It seems like the word metrosexual has been around forever–or at least since 2002, when a Salon.com article suggested we “Meet the Metrosexual.” Metro-man hating ensued (though we don’t understand that development, considering David Beckham was the metrosexual poster boy, and uh, I’m pretty sure he’s married to a Spice Girl and was the sexiest soccer player of his time), male cosmetics lines launched, and the word became passé. Men, at least in the U.S., are comfortable with grooming products. We’ve dragged many a male companion to Kiehl’s for their Pineapple Papaya Facial Scrub and lip balm that “doesn’t look gay,” or gently directed our brothers toward Jack Black products. And while most Western men don’t attempt makeup–that’s taking it a little far unless he’s appearing on television– we’ve always had a soft spot for dudes who are unafraid to rock eyeliner (ahem…Jack Sparrow?).

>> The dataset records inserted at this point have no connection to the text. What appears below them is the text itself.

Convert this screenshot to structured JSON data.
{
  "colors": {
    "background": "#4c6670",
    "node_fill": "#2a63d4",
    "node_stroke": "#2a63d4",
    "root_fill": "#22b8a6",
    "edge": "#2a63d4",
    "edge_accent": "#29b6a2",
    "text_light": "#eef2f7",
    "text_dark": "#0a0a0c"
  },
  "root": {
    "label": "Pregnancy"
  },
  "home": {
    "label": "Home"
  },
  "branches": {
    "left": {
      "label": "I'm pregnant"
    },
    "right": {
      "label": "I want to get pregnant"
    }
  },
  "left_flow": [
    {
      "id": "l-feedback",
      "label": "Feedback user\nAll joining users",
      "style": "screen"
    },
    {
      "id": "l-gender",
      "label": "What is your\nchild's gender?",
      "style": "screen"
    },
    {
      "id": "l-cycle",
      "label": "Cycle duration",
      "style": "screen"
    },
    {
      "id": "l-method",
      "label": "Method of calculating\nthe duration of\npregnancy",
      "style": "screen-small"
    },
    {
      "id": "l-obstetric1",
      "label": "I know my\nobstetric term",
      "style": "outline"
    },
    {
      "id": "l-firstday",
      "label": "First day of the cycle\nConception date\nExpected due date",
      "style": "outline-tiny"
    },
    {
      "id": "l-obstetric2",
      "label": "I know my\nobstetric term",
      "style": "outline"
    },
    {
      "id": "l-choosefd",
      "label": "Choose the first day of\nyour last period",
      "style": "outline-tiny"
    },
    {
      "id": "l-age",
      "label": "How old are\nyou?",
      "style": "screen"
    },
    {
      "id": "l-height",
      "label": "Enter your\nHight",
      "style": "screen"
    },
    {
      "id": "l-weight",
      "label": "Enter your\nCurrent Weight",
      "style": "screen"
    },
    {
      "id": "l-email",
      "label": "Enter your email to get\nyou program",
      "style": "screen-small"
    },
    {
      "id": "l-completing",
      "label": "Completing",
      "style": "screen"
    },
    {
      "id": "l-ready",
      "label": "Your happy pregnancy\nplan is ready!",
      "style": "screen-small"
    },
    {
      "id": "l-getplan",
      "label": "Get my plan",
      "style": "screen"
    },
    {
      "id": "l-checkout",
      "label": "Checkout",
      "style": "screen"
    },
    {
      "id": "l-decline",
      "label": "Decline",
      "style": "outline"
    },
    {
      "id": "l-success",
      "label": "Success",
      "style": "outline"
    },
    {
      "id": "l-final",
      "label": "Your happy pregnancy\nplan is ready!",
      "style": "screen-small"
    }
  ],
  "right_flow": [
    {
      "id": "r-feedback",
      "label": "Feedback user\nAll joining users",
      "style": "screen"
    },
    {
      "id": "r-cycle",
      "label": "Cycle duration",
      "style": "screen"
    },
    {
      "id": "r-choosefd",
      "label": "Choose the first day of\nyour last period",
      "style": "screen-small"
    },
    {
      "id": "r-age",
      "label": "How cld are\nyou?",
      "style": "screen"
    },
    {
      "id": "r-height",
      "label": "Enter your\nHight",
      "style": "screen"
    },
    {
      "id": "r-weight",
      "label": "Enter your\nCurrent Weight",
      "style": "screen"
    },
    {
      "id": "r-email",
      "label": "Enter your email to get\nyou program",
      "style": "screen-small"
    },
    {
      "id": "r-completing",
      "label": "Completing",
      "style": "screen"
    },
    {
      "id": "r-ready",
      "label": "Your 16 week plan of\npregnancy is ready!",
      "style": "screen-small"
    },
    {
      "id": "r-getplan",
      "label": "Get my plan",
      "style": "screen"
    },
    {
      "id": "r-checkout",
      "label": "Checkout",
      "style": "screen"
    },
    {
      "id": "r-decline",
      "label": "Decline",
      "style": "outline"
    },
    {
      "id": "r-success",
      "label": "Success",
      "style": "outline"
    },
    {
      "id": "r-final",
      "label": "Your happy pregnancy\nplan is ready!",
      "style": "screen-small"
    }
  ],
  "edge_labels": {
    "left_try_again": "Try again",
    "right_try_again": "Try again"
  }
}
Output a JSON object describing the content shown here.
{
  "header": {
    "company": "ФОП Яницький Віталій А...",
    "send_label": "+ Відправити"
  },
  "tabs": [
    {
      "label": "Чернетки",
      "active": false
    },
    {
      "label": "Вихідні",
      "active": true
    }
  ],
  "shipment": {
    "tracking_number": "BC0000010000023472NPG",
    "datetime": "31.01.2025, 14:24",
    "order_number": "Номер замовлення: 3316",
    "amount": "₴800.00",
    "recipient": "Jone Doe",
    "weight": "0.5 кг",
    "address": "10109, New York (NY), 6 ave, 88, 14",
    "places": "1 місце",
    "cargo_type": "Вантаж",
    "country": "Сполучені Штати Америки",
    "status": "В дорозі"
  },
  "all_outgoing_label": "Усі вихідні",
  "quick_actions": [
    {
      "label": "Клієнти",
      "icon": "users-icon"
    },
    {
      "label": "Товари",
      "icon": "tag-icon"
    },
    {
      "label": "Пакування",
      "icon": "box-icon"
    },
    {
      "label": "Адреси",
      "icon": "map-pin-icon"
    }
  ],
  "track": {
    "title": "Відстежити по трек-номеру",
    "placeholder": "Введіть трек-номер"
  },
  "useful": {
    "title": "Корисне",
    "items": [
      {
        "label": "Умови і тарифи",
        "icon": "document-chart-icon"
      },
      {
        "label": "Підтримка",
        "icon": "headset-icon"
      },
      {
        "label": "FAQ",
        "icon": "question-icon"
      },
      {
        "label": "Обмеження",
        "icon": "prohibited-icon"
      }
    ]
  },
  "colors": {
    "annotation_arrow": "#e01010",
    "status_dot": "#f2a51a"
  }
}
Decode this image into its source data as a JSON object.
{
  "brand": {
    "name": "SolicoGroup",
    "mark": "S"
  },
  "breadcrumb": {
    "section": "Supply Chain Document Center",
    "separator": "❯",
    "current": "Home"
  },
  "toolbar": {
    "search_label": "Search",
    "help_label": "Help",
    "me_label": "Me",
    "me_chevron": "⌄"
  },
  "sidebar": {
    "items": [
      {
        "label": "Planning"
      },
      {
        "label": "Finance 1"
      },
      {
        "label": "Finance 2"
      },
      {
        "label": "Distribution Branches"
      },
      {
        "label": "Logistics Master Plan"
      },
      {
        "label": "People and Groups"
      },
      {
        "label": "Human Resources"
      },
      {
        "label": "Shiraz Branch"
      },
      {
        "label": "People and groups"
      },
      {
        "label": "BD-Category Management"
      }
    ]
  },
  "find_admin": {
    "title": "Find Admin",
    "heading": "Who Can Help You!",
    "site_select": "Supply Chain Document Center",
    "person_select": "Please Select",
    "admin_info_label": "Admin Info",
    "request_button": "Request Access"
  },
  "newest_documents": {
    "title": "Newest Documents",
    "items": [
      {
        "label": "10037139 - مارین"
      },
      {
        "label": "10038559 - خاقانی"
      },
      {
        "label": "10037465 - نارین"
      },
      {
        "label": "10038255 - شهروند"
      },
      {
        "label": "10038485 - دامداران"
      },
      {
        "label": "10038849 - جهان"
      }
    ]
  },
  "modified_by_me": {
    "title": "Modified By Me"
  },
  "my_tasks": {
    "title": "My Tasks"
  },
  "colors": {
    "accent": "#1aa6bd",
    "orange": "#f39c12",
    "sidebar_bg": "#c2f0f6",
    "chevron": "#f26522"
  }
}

Our male counterparts in the Far East, however, while stereotypically ahead of us stylistically and technologically (two things: asymmetrical haircuts and mobile devices), are just getting hip to the fact that men might benefit from paying attention to their pores– and their body odor. Sales of grooming products for men are surging in Korea, thanks in no small part to two actors many Korean men wish to emulate.
The Chosun Ilbo reported in February that sales of male grooming products at Lotte Department Store in Korea increased 26 percent in 2008, despite the recession. And yesterday the Korea Times reported that more than 80% of Korean men surveyed by cosmetics company Iope think looking extra-presentable improves their “performance” so they’ll get ahead (presumably in work, but we’re saying in life).
We’re sure this is in part because of some heavy-hitting endorsers. Resident sex symbol Jung Woo-sung, a 36-year-old Korean actor, launched a high-design men’s skin and haircare line called Monsieur J in December. And 26-year-old hysteria-inducing Lee Jun-ki is the face of VOV Homme, another line geared towards men. Last month VOV Homme launched their own BB cream (stands for, yes, Blemish Balm cream) that is a cult product amongst Koreans-in-the-know.
We’ve heard, though, that Korean men have yet to be turned on to deodorant, mostly because it’s considered a luxury good, but also because they believe womenfolk prefer their natural odeur. Maybe Korean marketers need to take a cue from the Land of the Rising Sun– we’ll leave you with this commercial for Gatsby, a Japanese deodorant, courtesy of The Grand Narrative. You might just have your own Bill Murray/Lost in Translation moment.
And once again: If it’s wrong to love the likes of David Beckham, Jung Woo-sung, and Lee Jun-ki, then we don’t want to be right.